|International Classification||F16B13/08, F16B13/04|
|Cooperative Classification||F16B13/0808, F16B13/04, F16B13/08|
|European Classification||F16B13/04, F16B13/08, F16B13/08B|
|Feb 8, 1999||AS||Assignment|
Owner name: PINNACLE INNOVATIONS, NEW JERSEY
Free format text: ASSIGNMENT OF ASSIGNORS INTEREST;ASSIGNORS:RUDNICKI, EDWARD S.;SISTO, SAVATORE J.;REEL/FRAME:009750/0062
Effective date: 19990201
|Feb 19, 2003||FPAY||Fee payment|
Year of fee payment: 4
|Nov 30, 2006||FPAY||Fee payment|
Year of fee payment: 8
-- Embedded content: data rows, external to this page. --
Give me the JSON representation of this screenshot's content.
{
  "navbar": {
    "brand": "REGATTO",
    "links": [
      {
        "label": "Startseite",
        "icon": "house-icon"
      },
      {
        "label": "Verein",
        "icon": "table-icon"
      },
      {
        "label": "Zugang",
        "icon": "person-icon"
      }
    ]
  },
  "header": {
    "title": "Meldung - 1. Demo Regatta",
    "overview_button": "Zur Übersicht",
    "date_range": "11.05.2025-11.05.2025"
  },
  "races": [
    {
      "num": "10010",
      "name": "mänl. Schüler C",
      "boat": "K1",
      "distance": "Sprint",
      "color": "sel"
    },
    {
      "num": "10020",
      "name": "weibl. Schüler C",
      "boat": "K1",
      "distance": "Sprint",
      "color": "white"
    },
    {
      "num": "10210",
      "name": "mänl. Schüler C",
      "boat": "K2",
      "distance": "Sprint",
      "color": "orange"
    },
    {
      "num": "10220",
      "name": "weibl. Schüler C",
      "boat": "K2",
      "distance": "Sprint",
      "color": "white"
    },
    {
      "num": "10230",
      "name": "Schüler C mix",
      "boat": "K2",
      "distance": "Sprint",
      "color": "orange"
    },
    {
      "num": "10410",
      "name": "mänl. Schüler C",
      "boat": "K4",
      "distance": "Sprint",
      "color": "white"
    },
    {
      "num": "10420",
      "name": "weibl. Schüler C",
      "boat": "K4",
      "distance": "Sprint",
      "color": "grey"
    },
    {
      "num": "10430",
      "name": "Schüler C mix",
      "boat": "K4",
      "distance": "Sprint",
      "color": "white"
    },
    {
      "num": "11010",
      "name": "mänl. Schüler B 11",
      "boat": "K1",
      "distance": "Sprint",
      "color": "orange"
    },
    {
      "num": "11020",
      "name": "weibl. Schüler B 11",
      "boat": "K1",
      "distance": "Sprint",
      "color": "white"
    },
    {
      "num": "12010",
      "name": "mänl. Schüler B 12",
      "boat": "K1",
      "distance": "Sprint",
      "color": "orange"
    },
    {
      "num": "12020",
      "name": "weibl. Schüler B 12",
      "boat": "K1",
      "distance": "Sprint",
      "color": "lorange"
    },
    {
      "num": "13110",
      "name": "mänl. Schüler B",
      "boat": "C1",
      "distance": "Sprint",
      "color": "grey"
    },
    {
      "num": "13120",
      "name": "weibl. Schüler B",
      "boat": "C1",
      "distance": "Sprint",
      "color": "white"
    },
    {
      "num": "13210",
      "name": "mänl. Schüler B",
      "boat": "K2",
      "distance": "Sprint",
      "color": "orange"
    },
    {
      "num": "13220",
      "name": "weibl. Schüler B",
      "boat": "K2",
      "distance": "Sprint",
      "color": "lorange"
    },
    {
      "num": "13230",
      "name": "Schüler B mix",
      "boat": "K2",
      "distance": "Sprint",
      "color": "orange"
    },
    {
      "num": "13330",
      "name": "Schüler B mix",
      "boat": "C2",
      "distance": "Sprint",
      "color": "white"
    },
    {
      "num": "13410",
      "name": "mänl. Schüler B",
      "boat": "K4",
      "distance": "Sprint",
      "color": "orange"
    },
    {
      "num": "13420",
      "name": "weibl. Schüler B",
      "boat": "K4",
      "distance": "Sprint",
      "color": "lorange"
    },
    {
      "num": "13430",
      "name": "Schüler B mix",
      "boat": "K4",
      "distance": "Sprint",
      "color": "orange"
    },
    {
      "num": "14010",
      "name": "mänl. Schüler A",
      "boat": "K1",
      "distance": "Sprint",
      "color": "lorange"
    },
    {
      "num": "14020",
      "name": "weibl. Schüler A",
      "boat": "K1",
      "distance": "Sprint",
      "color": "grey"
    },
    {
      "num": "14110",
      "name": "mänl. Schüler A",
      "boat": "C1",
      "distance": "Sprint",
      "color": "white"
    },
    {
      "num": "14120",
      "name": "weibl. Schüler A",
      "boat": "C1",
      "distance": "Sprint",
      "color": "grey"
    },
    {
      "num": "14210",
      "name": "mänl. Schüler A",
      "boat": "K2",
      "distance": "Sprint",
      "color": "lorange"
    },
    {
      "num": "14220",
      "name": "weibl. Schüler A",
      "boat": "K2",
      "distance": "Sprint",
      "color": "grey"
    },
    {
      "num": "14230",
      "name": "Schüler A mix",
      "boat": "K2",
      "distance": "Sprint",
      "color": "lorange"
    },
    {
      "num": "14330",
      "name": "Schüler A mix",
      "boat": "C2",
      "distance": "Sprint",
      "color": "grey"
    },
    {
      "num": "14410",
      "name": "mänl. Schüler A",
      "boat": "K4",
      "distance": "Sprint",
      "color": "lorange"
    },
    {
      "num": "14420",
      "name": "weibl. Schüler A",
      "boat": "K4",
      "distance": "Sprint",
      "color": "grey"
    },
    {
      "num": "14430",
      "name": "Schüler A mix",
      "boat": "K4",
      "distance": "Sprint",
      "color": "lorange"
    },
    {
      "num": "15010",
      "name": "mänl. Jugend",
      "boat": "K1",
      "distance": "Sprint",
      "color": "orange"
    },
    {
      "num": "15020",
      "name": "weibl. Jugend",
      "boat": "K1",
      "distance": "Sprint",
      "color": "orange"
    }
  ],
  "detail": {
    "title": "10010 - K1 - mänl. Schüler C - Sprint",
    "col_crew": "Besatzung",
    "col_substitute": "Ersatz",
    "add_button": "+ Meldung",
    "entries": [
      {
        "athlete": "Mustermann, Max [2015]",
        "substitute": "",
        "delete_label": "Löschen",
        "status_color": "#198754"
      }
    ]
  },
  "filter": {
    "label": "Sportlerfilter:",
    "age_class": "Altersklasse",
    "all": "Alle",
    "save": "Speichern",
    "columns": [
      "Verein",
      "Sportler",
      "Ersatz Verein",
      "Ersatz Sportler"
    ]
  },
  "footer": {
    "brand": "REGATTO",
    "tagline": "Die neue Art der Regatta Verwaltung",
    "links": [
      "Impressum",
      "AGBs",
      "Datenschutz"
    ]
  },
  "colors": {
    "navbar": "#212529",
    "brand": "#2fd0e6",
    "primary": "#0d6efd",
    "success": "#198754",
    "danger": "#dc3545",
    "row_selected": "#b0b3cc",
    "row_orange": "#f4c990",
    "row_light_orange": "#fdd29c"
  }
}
|Feb 25, 2011||FPAY||Fee payment|
Year of fee payment: 12